Tell me how many lines in the entries below contain the word "Amount"; reply with the number and nothing else.

#####

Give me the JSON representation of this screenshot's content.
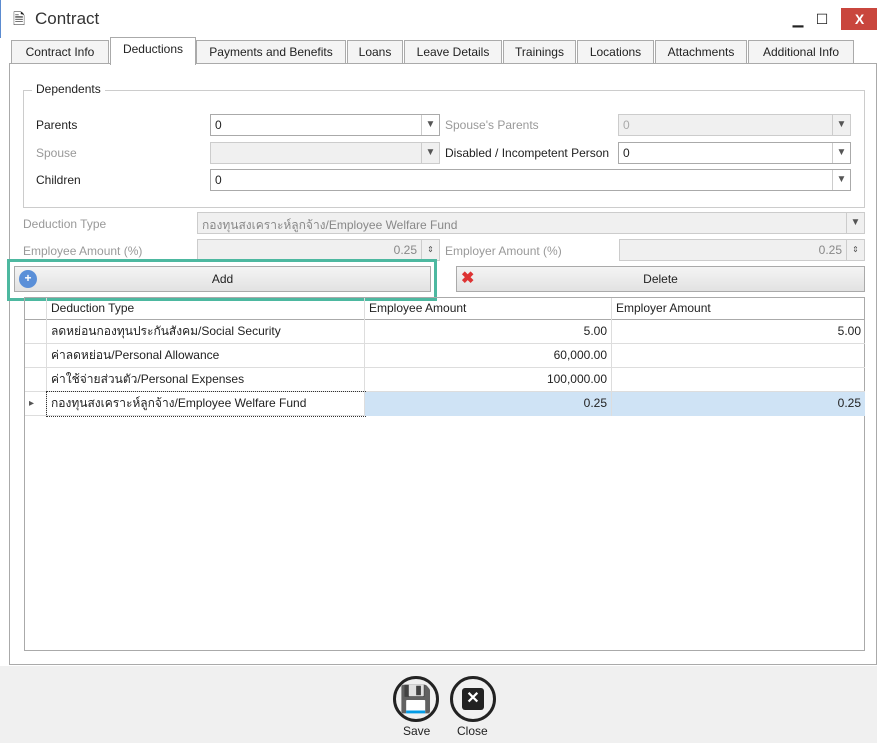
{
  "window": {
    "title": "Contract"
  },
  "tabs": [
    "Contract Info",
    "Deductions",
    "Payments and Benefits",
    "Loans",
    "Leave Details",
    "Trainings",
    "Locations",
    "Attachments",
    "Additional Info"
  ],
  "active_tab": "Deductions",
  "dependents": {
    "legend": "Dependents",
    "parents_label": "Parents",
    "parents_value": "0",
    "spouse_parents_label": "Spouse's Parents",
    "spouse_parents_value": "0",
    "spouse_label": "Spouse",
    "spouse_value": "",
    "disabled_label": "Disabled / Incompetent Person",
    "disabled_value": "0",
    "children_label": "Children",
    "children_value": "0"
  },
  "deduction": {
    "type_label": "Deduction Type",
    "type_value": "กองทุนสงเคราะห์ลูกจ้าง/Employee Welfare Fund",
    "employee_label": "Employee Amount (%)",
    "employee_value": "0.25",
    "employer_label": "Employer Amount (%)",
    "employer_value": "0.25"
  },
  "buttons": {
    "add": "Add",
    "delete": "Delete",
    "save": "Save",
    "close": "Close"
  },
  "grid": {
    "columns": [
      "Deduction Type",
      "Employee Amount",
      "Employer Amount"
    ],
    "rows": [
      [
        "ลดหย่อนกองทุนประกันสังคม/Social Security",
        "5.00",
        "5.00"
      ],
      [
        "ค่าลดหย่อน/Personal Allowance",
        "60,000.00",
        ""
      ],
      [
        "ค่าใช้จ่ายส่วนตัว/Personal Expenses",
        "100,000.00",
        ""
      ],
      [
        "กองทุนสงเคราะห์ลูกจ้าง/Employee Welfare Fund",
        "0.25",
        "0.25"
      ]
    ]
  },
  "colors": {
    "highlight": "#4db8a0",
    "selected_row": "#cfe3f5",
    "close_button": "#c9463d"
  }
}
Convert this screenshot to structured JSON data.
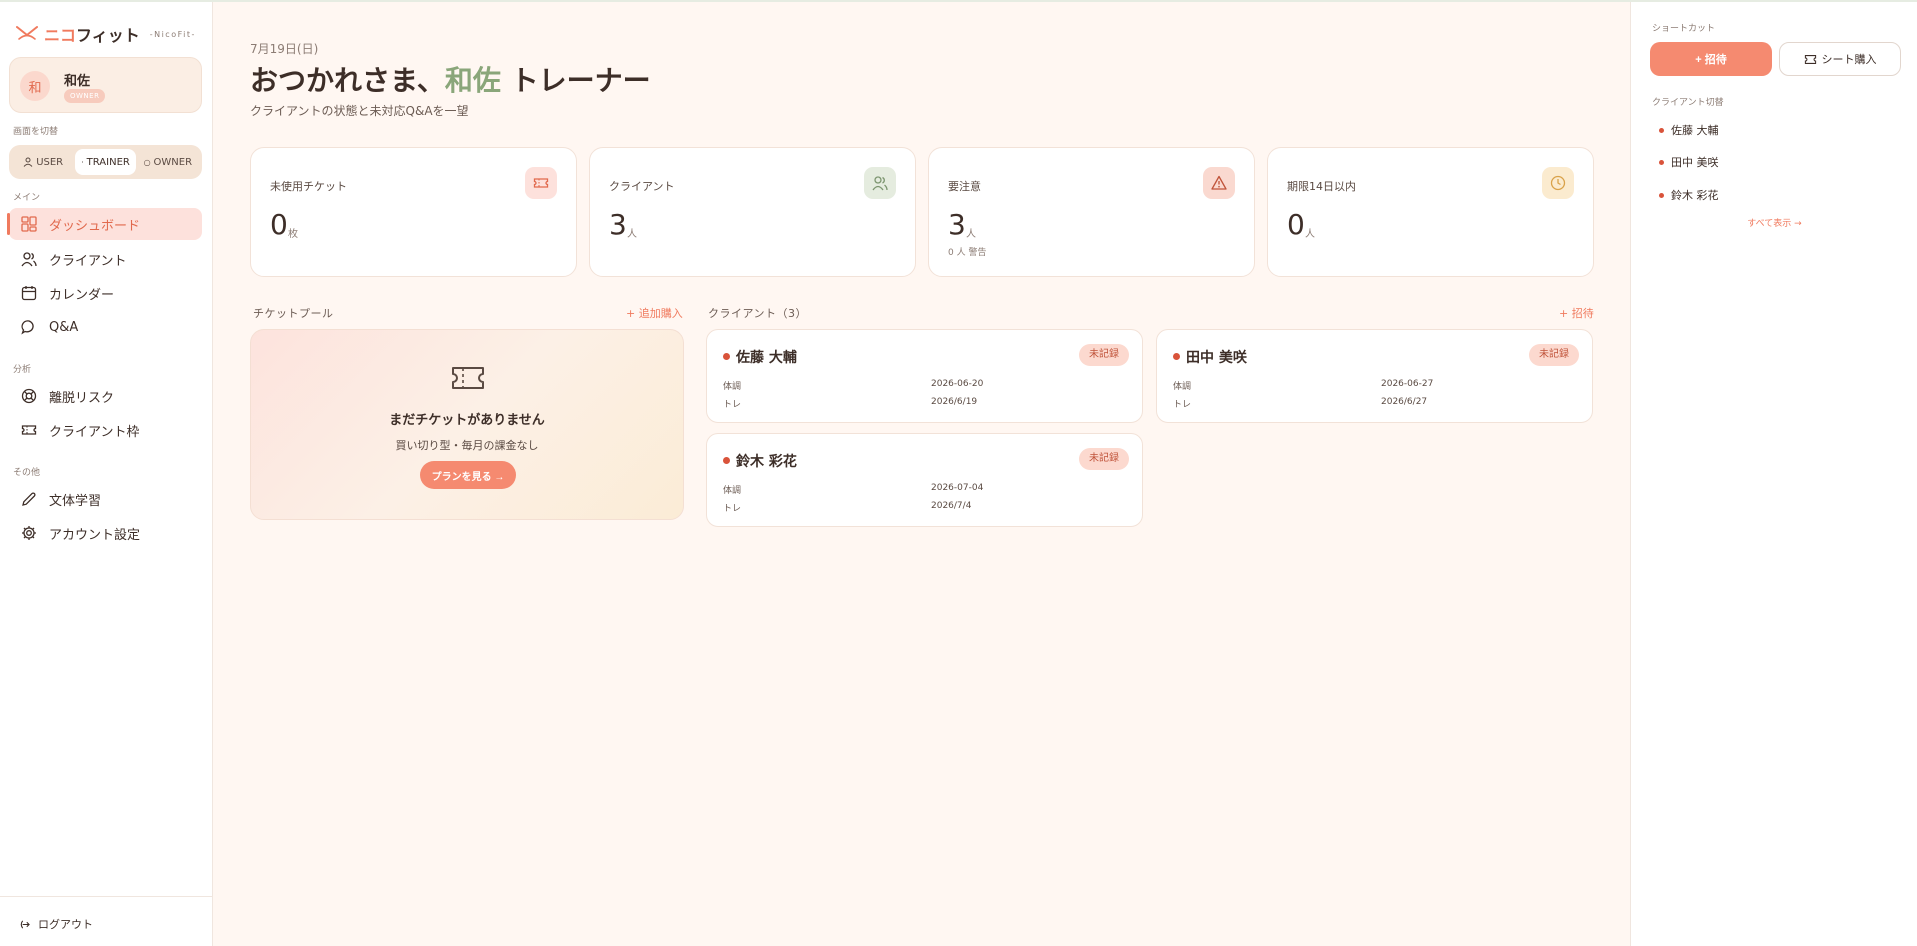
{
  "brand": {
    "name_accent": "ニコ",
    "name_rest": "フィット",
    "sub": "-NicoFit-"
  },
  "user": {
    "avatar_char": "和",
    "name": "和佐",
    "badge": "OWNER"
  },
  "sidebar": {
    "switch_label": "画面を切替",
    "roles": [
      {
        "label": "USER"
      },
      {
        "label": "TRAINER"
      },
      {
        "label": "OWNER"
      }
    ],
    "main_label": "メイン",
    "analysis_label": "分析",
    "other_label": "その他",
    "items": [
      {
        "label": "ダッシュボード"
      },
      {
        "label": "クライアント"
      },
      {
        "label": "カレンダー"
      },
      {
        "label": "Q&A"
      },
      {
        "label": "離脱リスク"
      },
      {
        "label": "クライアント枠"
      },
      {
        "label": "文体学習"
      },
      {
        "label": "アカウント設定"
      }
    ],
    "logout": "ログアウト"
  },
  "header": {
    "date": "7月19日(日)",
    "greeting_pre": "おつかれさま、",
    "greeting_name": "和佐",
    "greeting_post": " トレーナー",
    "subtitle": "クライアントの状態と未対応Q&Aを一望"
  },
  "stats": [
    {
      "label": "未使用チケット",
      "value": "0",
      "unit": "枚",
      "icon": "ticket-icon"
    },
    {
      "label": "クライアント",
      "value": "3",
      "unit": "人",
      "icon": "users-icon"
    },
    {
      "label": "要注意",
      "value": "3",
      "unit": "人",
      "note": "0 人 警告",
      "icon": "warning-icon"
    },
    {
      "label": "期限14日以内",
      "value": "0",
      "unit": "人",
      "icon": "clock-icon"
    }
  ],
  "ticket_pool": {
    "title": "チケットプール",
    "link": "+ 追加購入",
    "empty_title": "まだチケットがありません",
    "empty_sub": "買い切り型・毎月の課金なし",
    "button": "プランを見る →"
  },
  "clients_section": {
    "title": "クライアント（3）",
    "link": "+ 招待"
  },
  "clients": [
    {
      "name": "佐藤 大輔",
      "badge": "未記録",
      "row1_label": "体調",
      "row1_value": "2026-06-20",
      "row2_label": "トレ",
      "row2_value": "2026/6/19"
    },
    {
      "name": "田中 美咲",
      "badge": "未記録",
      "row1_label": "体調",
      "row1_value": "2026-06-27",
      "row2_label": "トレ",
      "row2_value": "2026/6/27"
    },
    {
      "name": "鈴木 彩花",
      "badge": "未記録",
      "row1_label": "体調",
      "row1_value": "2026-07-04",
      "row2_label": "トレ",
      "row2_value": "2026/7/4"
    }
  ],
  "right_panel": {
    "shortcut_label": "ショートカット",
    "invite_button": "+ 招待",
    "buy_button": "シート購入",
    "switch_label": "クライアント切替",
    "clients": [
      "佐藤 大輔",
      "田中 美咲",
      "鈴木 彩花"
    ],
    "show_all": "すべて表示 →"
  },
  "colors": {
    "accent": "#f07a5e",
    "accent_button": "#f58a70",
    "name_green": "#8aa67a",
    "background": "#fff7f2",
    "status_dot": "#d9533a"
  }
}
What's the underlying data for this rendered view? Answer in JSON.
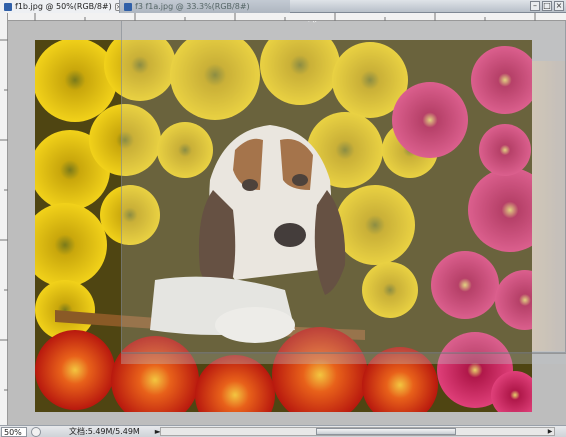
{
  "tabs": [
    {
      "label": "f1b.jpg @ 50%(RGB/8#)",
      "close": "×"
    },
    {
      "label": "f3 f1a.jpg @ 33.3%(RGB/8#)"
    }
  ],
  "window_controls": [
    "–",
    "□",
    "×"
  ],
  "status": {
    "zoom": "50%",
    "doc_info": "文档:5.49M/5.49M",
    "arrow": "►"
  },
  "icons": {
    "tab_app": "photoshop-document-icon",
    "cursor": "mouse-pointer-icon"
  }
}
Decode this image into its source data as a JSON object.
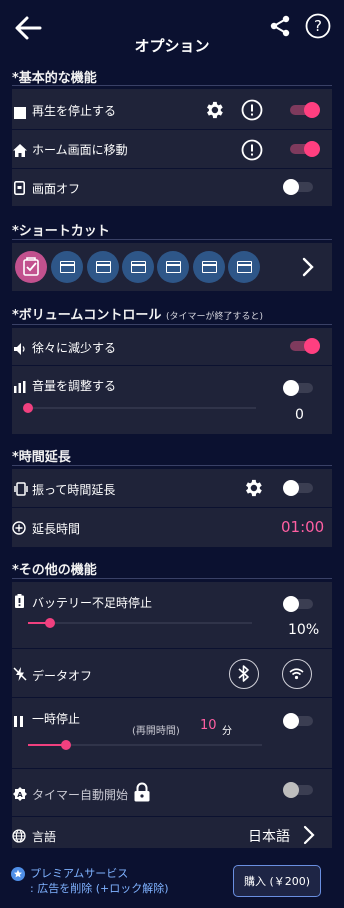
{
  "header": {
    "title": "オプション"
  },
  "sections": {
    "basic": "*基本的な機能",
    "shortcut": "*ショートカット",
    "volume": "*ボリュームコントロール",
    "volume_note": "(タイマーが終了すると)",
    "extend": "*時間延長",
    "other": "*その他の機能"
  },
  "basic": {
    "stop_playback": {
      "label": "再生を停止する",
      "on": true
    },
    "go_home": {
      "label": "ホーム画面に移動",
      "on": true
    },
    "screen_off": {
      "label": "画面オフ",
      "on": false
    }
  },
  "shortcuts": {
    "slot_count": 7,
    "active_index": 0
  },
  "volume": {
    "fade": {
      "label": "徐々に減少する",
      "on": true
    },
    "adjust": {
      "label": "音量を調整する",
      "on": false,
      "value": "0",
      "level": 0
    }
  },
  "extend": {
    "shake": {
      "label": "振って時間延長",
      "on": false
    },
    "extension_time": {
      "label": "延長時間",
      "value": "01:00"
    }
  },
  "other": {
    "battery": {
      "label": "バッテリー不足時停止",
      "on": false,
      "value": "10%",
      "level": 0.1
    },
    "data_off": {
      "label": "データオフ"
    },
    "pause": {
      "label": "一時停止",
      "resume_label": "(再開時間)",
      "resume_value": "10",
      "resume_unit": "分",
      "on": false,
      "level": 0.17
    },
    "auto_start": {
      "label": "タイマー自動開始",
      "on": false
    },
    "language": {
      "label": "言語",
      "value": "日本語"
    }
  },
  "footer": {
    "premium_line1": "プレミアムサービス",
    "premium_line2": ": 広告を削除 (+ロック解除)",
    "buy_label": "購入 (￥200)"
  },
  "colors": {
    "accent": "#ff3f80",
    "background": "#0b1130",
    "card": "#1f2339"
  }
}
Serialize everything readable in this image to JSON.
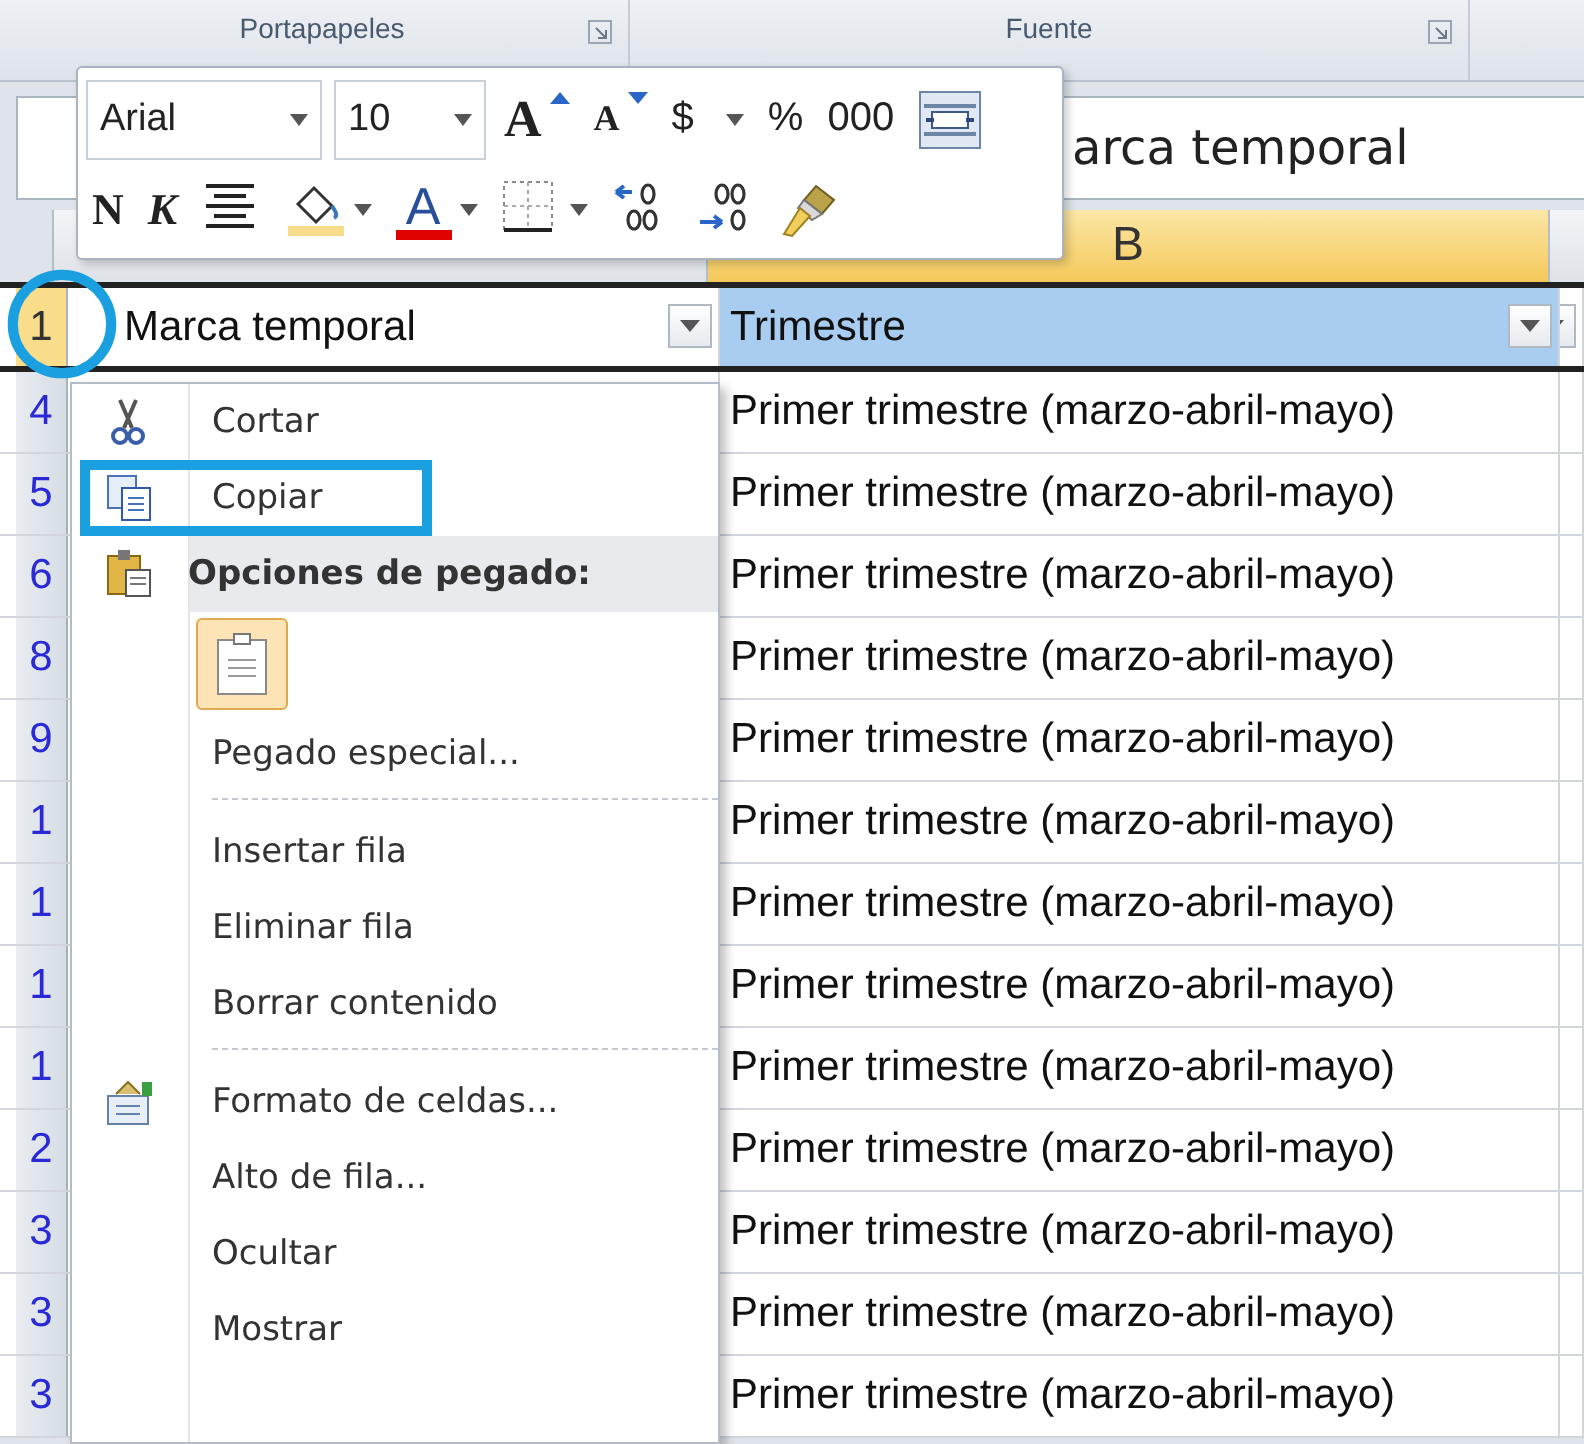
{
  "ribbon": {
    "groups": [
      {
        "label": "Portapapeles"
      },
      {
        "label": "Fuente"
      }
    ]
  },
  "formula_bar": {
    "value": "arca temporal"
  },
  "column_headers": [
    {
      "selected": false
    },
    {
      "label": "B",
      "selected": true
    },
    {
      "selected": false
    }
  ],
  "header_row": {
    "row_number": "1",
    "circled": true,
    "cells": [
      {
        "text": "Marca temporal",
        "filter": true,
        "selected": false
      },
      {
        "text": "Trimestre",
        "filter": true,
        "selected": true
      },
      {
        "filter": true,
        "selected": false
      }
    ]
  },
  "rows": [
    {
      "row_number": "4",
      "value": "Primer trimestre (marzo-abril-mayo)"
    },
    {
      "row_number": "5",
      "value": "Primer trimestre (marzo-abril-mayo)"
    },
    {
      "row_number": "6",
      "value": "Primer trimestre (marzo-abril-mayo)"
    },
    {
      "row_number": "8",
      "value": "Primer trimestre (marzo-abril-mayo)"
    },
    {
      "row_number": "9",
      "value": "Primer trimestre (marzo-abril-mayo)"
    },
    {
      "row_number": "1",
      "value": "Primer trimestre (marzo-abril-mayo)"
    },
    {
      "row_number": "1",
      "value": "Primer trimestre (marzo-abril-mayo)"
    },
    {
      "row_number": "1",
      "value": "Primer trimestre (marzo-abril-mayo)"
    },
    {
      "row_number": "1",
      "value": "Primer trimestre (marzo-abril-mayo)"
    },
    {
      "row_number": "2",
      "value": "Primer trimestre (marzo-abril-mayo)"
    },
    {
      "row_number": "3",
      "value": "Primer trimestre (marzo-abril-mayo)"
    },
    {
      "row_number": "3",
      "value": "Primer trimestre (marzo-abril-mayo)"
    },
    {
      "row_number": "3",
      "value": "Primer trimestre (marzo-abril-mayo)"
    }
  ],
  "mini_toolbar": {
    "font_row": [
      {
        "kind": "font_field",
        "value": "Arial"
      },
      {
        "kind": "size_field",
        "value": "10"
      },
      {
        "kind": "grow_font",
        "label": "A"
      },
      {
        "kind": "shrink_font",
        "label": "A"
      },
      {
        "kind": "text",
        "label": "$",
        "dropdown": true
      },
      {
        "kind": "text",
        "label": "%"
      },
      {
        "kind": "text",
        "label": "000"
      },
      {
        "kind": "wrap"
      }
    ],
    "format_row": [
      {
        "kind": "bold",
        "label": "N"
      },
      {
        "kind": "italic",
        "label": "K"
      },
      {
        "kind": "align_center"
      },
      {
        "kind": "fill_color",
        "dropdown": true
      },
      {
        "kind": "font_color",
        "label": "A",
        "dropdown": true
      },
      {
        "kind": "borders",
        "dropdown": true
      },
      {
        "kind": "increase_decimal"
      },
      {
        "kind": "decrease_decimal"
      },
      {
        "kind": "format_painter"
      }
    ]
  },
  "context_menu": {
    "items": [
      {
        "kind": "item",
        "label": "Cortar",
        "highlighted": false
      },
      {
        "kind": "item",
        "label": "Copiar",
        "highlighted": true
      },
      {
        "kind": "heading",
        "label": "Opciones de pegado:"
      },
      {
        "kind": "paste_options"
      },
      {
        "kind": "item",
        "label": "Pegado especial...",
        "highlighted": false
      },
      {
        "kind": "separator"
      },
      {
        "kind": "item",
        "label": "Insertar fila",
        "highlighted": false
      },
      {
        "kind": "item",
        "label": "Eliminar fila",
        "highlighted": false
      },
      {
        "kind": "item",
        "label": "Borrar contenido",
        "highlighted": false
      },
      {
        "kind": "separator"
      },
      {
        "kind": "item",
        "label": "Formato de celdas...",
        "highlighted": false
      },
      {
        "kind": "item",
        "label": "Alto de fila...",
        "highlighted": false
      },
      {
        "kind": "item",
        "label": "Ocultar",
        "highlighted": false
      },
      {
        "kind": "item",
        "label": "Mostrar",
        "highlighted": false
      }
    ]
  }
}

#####

• Answer space
4